→ What the exercise asks: Every line of the records below that has the word "this" should be copied.

App and web page records:
--*--

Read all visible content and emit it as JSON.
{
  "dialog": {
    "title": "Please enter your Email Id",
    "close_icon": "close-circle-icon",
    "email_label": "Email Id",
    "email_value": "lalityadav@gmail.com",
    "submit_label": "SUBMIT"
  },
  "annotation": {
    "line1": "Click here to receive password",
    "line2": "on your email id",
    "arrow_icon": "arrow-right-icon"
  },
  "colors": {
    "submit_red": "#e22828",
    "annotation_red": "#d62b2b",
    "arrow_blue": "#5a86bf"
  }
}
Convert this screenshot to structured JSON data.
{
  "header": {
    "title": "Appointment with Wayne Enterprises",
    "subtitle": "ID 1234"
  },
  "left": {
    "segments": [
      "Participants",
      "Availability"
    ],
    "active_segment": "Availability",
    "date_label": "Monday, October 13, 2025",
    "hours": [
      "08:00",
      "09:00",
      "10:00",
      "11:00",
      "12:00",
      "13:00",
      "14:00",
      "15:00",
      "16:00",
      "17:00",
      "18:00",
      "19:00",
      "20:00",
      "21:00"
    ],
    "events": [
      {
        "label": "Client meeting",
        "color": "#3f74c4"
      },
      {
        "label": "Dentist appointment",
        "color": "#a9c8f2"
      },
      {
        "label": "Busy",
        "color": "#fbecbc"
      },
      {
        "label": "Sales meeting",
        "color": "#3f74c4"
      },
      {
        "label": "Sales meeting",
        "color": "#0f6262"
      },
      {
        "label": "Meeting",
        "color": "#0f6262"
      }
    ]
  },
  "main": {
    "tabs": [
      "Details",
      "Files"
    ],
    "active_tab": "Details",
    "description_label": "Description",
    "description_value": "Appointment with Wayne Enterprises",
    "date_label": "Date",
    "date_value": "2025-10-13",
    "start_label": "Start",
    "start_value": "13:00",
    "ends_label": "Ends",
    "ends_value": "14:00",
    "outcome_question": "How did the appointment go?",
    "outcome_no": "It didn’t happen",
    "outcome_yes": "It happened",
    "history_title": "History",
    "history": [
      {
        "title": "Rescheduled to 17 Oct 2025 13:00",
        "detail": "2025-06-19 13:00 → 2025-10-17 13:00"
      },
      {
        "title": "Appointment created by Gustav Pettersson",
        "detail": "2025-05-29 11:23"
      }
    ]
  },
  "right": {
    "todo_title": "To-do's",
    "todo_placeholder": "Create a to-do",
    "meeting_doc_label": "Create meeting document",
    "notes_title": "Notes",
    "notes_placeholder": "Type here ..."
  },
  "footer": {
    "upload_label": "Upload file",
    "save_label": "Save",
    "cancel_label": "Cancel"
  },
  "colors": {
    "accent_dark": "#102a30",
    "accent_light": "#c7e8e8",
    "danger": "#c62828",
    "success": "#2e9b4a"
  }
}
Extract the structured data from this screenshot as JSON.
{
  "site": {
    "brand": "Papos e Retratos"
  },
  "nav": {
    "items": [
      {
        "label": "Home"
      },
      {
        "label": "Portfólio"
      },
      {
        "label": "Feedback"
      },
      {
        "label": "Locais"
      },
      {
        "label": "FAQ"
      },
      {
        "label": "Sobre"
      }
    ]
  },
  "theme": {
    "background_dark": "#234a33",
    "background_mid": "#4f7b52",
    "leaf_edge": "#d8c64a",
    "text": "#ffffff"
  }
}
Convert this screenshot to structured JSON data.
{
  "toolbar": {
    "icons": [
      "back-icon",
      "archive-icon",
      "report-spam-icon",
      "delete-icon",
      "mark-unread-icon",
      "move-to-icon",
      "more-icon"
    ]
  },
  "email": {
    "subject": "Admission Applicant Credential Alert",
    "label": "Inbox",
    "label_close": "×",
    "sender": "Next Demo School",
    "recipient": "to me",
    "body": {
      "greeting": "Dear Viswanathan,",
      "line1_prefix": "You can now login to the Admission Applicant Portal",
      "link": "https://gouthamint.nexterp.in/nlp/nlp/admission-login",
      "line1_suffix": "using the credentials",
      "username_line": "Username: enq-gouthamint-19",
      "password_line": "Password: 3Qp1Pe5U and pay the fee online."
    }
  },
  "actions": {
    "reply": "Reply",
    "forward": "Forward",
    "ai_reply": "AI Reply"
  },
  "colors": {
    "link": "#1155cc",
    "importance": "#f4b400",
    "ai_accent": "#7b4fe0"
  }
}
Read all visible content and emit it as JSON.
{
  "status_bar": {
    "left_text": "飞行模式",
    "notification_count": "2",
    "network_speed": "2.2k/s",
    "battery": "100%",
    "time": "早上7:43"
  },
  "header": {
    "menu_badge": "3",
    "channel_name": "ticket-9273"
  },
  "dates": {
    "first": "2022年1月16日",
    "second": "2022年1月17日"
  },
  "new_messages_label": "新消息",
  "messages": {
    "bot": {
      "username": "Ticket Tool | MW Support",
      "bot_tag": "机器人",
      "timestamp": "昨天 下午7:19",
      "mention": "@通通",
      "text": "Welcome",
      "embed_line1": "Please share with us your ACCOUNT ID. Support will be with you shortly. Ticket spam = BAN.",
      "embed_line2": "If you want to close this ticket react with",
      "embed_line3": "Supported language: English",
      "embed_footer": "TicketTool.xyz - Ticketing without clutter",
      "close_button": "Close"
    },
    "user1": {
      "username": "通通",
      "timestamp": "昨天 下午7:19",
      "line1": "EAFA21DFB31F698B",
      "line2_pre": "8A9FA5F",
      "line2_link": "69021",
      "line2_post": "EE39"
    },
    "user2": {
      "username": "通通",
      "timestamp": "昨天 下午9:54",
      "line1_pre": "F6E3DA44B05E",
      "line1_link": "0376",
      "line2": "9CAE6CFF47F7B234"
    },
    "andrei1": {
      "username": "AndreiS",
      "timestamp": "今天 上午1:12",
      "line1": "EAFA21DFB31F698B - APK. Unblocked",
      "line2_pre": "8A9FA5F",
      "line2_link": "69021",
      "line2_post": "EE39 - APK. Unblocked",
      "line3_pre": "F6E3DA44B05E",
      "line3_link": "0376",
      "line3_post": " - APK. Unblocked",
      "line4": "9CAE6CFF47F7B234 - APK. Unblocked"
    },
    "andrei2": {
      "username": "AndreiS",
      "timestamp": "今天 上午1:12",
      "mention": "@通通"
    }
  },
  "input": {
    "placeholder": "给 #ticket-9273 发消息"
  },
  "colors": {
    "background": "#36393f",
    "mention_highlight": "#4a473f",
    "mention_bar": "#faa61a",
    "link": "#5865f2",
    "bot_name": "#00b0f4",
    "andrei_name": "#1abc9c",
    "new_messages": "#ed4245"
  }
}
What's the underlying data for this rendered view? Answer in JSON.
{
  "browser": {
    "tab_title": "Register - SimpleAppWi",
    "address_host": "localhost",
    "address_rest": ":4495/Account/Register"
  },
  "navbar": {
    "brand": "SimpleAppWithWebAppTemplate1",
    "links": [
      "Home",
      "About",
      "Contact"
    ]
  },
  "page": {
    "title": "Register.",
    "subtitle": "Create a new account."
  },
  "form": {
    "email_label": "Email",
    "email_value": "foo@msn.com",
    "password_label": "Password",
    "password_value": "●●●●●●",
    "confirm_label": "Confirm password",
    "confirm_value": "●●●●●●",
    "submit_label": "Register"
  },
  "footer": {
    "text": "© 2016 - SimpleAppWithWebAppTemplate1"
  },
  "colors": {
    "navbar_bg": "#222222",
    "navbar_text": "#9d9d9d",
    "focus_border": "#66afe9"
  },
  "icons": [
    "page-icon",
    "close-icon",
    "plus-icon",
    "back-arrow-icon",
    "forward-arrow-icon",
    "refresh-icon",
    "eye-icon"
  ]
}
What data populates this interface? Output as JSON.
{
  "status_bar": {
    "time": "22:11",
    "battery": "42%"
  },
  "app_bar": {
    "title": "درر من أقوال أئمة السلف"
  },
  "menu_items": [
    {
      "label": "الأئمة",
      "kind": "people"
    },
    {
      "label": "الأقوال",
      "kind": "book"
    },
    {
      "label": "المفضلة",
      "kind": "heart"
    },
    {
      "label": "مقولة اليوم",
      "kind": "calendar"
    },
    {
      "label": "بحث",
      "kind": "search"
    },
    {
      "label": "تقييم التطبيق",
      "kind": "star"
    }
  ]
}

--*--

→ Your response:
Convert this screenshot to structured JSON data.
Extract the structured data from this screenshot as JSON.
Convert this screenshot to structured JSON data.
      "embed_line2": "If you want to close this ticket react with",
What's the underlying data for this rendered view? Answer in JSON.
What data populates this interface? Output as JSON.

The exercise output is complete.